An nSequence of 0 forces the transaction to opt-in to RBF (which is a desired feature of this mechanism, which allows one participant to RBF freely by deducting the output it owns, which is specified in the stack argument here), and enables nLockTime if that is needed.

The amount to deduct, if specified, prevents the output from being entirely used up to pay for fees. This may be used if the output is still shared among multiple participants, as in Decker-Russell-Osuntokun or intermediate outputs in CTV-trees. The amount is subtracted from the input, and the input is not committed to in the hash, to allow intermediate OP_CHECKTEMPLATEVERIFY transactions to have variable fees that can adapt to changing onchain conditions, with having the total fees of all intermediate transactions debited from a final output.

The template hash is then computed by hashing the below:

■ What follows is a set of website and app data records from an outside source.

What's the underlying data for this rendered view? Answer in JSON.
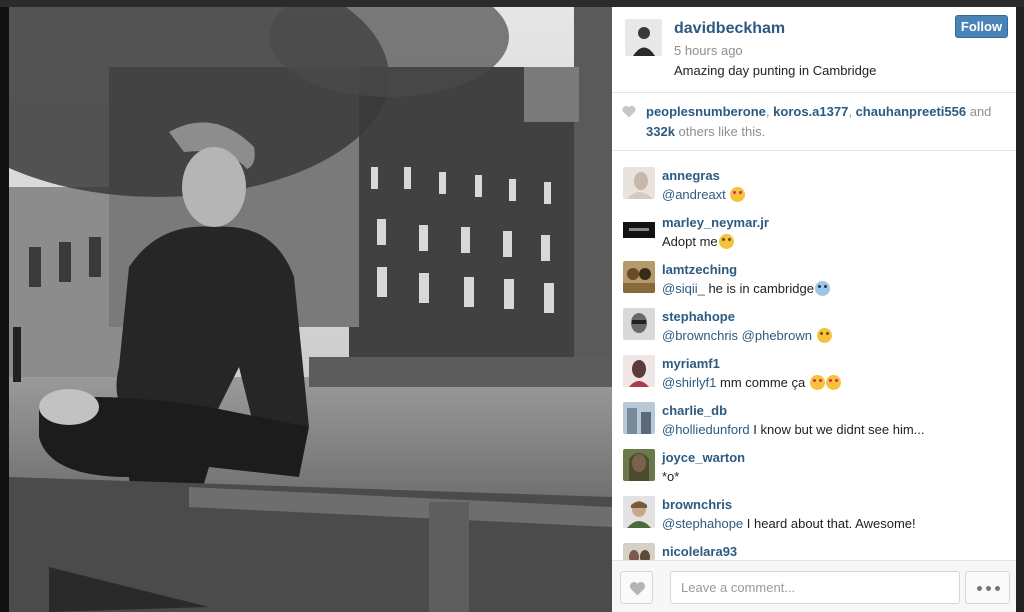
{
  "post": {
    "author": "davidbeckham",
    "time": "5 hours ago",
    "caption": "Amazing day punting in Cambridge",
    "follow_label": "Follow"
  },
  "likes": {
    "users": [
      "peoplesnumberone",
      "koros.a1377",
      "chauhanpreeti556"
    ],
    "and_text": " and",
    "count": "332k",
    "suffix": " others like this."
  },
  "comments": [
    {
      "user": "annegras",
      "mention": "@andreaxt",
      "text": "",
      "emoji": [
        "heart-eyes"
      ]
    },
    {
      "user": "marley_neymar.jr",
      "mention": "",
      "text": "Adopt me",
      "emoji": [
        "pleading"
      ]
    },
    {
      "user": "lamtzeching",
      "mention": "@siqii_",
      "text": " he is in cambridge",
      "emoji": [
        "scream"
      ]
    },
    {
      "user": "stephahope",
      "mention": "@brownchris @phebrown",
      "text": "",
      "emoji": [
        "smile"
      ]
    },
    {
      "user": "myriamf1",
      "mention": "@shirlyf1",
      "text": " mm comme ça",
      "emoji": [
        "heart-eyes",
        "heart-eyes"
      ]
    },
    {
      "user": "charlie_db",
      "mention": "@holliedunford",
      "text": " I know but we didnt see him...",
      "emoji": []
    },
    {
      "user": "joyce_warton",
      "mention": "",
      "text": "*o*",
      "emoji": []
    },
    {
      "user": "brownchris",
      "mention": "@stephahope",
      "text": " I heard about that. Awesome!",
      "emoji": []
    },
    {
      "user": "nicolelara93",
      "mention": "",
      "text": "",
      "emoji": []
    }
  ],
  "comment_bar": {
    "placeholder": "Leave a comment..."
  },
  "colors": {
    "link": "#2d5a80",
    "follow_button": "#4a83b5",
    "muted": "#8e8e8e"
  }
}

  • All but the last 32 bytes of the stack top argument (i.e. CTVHASH type, the formatted output index that pays fees, plus the optional amont to deduct, in the formatted order).
  • nVersion
  • nLockTime
  • output count
  • output hash, modified as follows:
    • For the output at the index specified in the stack top argument, set the amount as 0.

Rationale As this CTVHASH type is intended to support an “internal fees” mechanism, as noted above, it already restricts the number of inputs to just 1. There is thus no need to commit to the number of inputs or the nSequence (which is fixed above, as well), or the input index this is executing on.

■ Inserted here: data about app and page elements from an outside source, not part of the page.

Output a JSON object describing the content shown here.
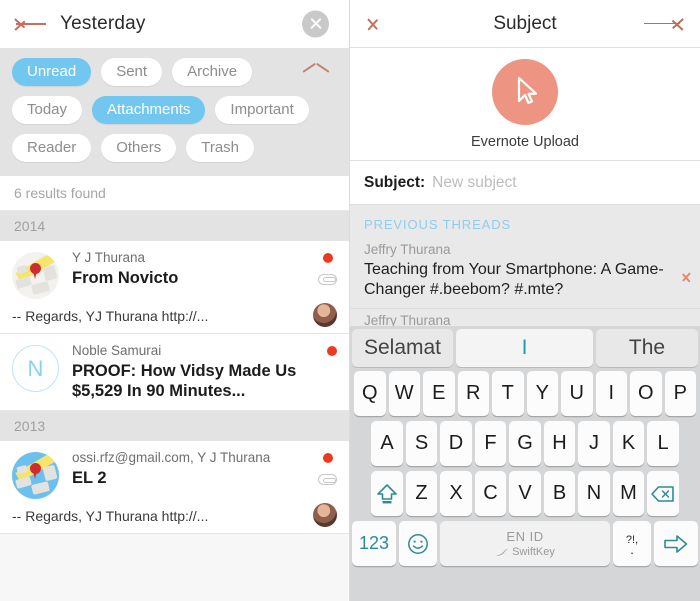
{
  "left": {
    "header": {
      "back_icon": "left-arrow-icon",
      "title": "Yesterday",
      "close_icon": "close-circle-icon"
    },
    "filters": {
      "collapse_icon": "chevron-up-icon",
      "rows": [
        [
          {
            "label": "Unread",
            "active": true
          },
          {
            "label": "Sent",
            "active": false
          },
          {
            "label": "Archive",
            "active": false
          }
        ],
        [
          {
            "label": "Today",
            "active": false
          },
          {
            "label": "Attachments",
            "active": true
          },
          {
            "label": "Important",
            "active": false
          }
        ],
        [
          {
            "label": "Reader",
            "active": false
          },
          {
            "label": "Others",
            "active": false
          },
          {
            "label": "Trash",
            "active": false
          }
        ]
      ]
    },
    "results_text": "6 results found",
    "sections": [
      {
        "year": "2014",
        "items": [
          {
            "avatar": "map-thumbnail",
            "sender": "Y J Thurana",
            "subject": "From Novicto",
            "snippet": "-- Regards, YJ Thurana http://...",
            "unread": true,
            "has_attachment": true,
            "has_mini_avatar": true
          },
          {
            "avatar": "letter-N",
            "avatar_letter": "N",
            "sender": "Noble Samurai",
            "subject": "PROOF: How Vidsy Made Us $5,529 In 90 Minutes...",
            "snippet": "",
            "unread": true,
            "has_attachment": false,
            "has_mini_avatar": false
          }
        ]
      },
      {
        "year": "2013",
        "items": [
          {
            "avatar": "map-thumbnail-blue",
            "sender": "ossi.rfz@gmail.com, Y J Thurana",
            "subject": "EL 2",
            "snippet": "-- Regards, YJ Thurana http://...",
            "unread": true,
            "has_attachment": true,
            "has_mini_avatar": true
          }
        ]
      }
    ]
  },
  "right": {
    "header": {
      "back_icon": "chevron-left-icon",
      "title": "Subject",
      "send_icon": "right-arrow-icon"
    },
    "recipient": {
      "avatar_icon": "cursor-pointer-icon",
      "name": "Evernote Upload",
      "avatar_color": "#ed9582"
    },
    "subject_field": {
      "label": "Subject:",
      "value": "",
      "placeholder": "New subject"
    },
    "previous_threads": {
      "heading": "PREVIOUS THREADS",
      "items": [
        {
          "sender": "Jeffry Thurana",
          "subject": "Teaching from Your Smartphone: A Game-Changer #.beebom? #.mte?",
          "chevron_icon": "chevron-right-icon"
        },
        {
          "sender": "Jeffry Thurana",
          "subject": "",
          "chevron_icon": "chevron-right-icon"
        }
      ]
    }
  },
  "keyboard": {
    "suggestions": [
      "Selamat",
      "I",
      "The"
    ],
    "rows": [
      [
        "Q",
        "W",
        "E",
        "R",
        "T",
        "Y",
        "U",
        "I",
        "O",
        "P"
      ],
      [
        "A",
        "S",
        "D",
        "F",
        "G",
        "H",
        "J",
        "K",
        "L"
      ],
      [
        "Z",
        "X",
        "C",
        "V",
        "B",
        "N",
        "M"
      ]
    ],
    "shift_icon": "shift-up-icon",
    "backspace_icon": "backspace-icon",
    "numeric_label": "123",
    "emoji_icon": "smiley-icon",
    "space": {
      "language": "EN ID",
      "brand": "SwiftKey",
      "brand_icon": "swiftkey-logo-icon"
    },
    "punct": {
      "top": "?!,",
      "bottom": "."
    },
    "enter_icon": "enter-arrow-icon"
  },
  "colors": {
    "accent_blue": "#71c7ef",
    "accent_salmon": "#ed9582",
    "unread_red": "#ec3a20",
    "keyboard_teal": "#2d8b96"
  }
}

The uses of this new CTVHASH mode are, in combination with OP_CHECKSIGFROMSTACK, congruent to the original posting up top, and the equivalence is left to the reader.

We can create a CTV-tree where fees are dynamically decided at publish time, with all fees paid internally instead of externally (i.e. there is no need to own another UTXO that pays for fees) by using this mechanism. For example, suppose we want to commit to outputs A, B, C, D with particular amounts. We construct a root address that spends to 4 possible tapleaves to create a 1-input, 2-output top node:

  • “output pays fee” CTVHASH that points to A,B output paying up to some max fee plus fixes the C,Doutput, plus a OP_CHECKSIG from A.
  • “output pays fee” CTVHASH that points to A,B output paying up to some max fee plus fixes the C,D output, plus a OP_CHECKSIG from B.
  • “output pays fee” CTVHASH that points to C,D output paying up to some max fee plus fixes the A,B output, plus a OP_CHECKSIG from C.
  • “output pays fee” CTVHASH that points to C,D output paying up to some max fee plus fixes the A,B output, plus a OP_CHECKSIG from D.

Then, the A,B (corresponding C,D) output of the top node would have 2 possible tapleaves to create a 1-input, 2-output final node:

  • “output pays fee” CTVHASH that points to A output paying the fee plus fixes the B output, plus a OP_CHECKSIG from A.
  • “output pays fee” CTVHASH that points to B output paying the fee plus fixes the A output, plus a OP_CHECKSIG from B.

Then, if a participants wants to publish their output, they can instantiate the path to their node, paying all fees for intermediate nodes and the final node in the CTV-tree.